» YOUR ASSIGNMENT
Look through the material below. Copy each line that contains the string "JSON".
▼▼▼
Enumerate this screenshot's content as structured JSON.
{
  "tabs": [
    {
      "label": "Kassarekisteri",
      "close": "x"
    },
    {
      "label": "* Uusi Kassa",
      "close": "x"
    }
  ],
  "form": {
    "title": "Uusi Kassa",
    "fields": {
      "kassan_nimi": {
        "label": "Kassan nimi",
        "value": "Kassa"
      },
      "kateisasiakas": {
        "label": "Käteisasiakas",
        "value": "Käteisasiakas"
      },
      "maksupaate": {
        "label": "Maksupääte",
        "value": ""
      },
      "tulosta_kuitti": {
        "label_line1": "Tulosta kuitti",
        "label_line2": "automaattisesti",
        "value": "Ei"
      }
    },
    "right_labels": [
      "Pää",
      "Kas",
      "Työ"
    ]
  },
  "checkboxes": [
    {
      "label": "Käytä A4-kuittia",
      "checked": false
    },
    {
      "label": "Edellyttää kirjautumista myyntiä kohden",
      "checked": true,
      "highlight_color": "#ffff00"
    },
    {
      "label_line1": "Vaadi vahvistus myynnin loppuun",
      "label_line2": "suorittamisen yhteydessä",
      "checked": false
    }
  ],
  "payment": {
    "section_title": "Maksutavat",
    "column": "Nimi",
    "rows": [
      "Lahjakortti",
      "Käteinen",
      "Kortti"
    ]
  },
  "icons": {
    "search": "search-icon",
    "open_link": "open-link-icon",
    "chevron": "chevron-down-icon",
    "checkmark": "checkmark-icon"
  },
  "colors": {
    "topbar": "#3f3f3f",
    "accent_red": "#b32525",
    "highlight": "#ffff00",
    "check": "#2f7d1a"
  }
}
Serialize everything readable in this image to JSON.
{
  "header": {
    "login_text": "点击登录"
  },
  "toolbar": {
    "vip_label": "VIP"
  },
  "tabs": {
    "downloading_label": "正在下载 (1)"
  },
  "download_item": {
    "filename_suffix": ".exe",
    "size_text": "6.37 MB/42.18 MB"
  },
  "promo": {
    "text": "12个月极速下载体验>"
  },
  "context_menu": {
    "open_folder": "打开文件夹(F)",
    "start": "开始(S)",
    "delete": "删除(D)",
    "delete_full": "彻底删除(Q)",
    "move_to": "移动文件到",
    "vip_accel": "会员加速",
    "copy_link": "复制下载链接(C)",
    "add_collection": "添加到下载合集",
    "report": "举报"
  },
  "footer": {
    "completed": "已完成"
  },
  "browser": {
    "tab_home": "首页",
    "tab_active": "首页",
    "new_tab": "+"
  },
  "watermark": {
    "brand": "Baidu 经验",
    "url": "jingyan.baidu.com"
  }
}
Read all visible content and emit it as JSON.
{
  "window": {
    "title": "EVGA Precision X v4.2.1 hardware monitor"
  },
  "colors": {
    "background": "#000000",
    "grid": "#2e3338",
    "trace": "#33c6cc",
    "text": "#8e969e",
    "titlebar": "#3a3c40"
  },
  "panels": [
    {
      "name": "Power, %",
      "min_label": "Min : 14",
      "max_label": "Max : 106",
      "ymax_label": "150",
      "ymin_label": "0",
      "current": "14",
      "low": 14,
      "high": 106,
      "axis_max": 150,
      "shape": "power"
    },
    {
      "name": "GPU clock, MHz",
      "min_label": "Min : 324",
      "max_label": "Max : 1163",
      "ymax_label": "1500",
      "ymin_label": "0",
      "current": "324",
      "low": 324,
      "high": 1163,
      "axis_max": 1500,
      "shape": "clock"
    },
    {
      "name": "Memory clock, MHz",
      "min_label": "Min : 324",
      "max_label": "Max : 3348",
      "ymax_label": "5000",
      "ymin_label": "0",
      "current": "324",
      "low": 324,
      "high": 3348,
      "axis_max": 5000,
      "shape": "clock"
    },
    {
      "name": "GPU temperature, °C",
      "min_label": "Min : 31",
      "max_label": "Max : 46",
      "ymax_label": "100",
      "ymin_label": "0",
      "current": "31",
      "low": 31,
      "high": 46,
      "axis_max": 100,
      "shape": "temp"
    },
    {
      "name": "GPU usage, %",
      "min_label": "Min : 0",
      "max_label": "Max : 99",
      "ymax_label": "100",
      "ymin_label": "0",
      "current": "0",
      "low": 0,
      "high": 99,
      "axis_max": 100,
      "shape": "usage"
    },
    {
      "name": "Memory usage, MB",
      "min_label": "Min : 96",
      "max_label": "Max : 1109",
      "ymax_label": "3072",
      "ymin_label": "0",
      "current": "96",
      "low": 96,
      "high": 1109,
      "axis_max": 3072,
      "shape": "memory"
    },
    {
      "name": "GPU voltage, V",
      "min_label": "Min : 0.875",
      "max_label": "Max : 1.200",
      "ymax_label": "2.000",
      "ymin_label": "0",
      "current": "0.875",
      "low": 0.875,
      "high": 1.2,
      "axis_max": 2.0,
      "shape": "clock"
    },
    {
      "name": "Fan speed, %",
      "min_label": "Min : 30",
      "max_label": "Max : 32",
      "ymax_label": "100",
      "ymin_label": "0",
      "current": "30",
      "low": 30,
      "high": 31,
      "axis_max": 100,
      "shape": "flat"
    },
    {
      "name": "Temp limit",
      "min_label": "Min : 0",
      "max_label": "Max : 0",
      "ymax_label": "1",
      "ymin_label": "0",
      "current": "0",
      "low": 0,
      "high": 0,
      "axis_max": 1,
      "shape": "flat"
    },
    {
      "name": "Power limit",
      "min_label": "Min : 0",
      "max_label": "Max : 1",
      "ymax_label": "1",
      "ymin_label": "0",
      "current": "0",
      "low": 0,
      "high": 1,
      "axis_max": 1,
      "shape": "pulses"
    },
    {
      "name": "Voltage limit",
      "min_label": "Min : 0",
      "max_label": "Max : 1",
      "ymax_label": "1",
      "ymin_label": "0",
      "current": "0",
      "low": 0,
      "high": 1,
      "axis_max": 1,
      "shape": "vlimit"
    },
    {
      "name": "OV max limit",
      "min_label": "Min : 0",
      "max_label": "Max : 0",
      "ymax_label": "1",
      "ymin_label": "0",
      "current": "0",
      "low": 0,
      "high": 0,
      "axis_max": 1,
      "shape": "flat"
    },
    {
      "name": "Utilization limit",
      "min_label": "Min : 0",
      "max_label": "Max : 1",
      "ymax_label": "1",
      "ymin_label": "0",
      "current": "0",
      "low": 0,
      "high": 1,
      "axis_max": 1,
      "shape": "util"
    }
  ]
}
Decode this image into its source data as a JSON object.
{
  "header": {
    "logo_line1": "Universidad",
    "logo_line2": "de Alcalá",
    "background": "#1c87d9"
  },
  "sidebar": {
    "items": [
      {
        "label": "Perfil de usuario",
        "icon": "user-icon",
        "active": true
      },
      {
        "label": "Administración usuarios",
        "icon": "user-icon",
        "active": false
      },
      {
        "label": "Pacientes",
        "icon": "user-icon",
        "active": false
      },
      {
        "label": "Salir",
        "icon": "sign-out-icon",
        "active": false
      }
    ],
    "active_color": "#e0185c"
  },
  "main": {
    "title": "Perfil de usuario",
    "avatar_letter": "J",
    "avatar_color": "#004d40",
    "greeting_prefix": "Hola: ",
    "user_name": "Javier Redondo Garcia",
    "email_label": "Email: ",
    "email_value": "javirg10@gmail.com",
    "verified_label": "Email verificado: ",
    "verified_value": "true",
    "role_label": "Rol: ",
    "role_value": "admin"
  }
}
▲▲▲
» YOUR RESPONSE
Enumerate this screenshot's content as structured JSON.
Serialize everything readable in this image to JSON.
Read all visible content and emit it as JSON.
Decode this image into its source data as a JSON object.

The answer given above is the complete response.